__WHAT TO PRODUCE__
Extract all of the entries and set them down verbatim.

__SOURCE RECORDS__
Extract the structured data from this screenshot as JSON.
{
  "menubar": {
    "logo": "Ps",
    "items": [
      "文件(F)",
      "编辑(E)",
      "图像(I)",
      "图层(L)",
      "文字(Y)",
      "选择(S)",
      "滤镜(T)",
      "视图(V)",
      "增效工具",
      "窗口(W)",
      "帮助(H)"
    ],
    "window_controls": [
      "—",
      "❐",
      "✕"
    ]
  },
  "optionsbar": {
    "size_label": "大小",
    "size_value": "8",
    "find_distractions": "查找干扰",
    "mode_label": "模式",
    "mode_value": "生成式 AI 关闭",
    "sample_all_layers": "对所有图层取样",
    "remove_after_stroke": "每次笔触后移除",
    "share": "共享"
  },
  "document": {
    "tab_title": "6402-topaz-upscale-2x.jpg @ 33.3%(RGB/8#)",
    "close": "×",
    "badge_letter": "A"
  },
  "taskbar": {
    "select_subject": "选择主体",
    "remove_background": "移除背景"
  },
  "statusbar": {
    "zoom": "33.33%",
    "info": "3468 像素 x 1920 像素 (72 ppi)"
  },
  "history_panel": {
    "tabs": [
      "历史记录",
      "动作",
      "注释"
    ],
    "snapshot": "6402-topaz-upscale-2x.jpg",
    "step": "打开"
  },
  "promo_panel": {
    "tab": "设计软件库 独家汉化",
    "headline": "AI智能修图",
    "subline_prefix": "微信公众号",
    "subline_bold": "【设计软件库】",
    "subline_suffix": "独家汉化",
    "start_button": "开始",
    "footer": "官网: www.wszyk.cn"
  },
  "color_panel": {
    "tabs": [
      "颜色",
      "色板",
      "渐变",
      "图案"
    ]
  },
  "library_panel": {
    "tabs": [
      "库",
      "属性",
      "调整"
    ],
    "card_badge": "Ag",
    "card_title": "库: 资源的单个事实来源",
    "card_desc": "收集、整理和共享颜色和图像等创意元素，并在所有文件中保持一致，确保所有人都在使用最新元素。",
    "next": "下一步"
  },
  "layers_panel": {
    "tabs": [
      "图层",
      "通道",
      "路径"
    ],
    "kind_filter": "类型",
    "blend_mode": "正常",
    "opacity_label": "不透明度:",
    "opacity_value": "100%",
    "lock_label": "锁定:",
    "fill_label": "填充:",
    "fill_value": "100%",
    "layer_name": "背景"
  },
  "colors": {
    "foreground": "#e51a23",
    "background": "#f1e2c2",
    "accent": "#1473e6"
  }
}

__SOLUTION__
Extract the structured data from this screenshot as JSON.
{
  "menubar": {
    "logo": "Ps",
    "items": [
      "文件(F)",
      "编辑(E)",
      "图像(I)",
      "图层(L)",
      "文字(Y)",
      "选择(S)",
      "滤镜(T)",
      "视图(V)",
      "增效工具",
      "窗口(W)",
      "帮助(H)"
    ],
    "window_controls": [
      "—",
      "❐",
      "✕"
    ]
  },
  "optionsbar": {
    "size_label": "大小",
    "size_value": "8",
    "find_distractions": "查找干扰",
    "mode_label": "模式",
    "mode_value": "生成式 AI 关闭",
    "sample_all_layers": "对所有图层取样",
    "remove_after_stroke": "每次笔触后移除",
    "share": "共享"
  },
  "document": {
    "tab_title": "6402-topaz-upscale-2x.jpg @ 33.3%(RGB/8#)",
    "close": "×",
    "badge_letter": "A"
  },
  "taskbar": {
    "select_subject": "选择主体",
    "remove_background": "移除背景"
  },
  "statusbar": {
    "zoom": "33.33%",
    "info": "3468 像素 x 1920 像素 (72 ppi)"
  },
  "history_panel": {
    "tabs": [
      "历史记录",
      "动作",
      "注释"
    ],
    "snapshot": "6402-topaz-upscale-2x.jpg",
    "step": "打开"
  },
  "promo_panel": {
    "tab": "设计软件库 独家汉化",
    "headline": "AI智能修图",
    "subline_prefix": "微信公众号",
    "subline_bold": "【设计软件库】",
    "subline_suffix": "独家汉化",
    "start_button": "开始",
    "footer": "官网: www.wszyk.cn"
  },
  "color_panel": {
    "tabs": [
      "颜色",
      "色板",
      "渐变",
      "图案"
    ]
  },
  "library_panel": {
    "tabs": [
      "库",
      "属性",
      "调整"
    ],
    "card_badge": "Ag",
    "card_title": "库: 资源的单个事实来源",
    "card_desc": "收集、整理和共享颜色和图像等创意元素，并在所有文件中保持一致，确保所有人都在使用最新元素。",
    "next": "下一步"
  },
  "layers_panel": {
    "tabs": [
      "图层",
      "通道",
      "路径"
    ],
    "kind_filter": "类型",
    "blend_mode": "正常",
    "opacity_label": "不透明度:",
    "opacity_value": "100%",
    "lock_label": "锁定:",
    "fill_label": "填充:",
    "fill_value": "100%",
    "layer_name": "背景"
  },
  "colors": {
    "foreground": "#e51a23",
    "background": "#f1e2c2",
    "accent": "#1473e6"
  }
}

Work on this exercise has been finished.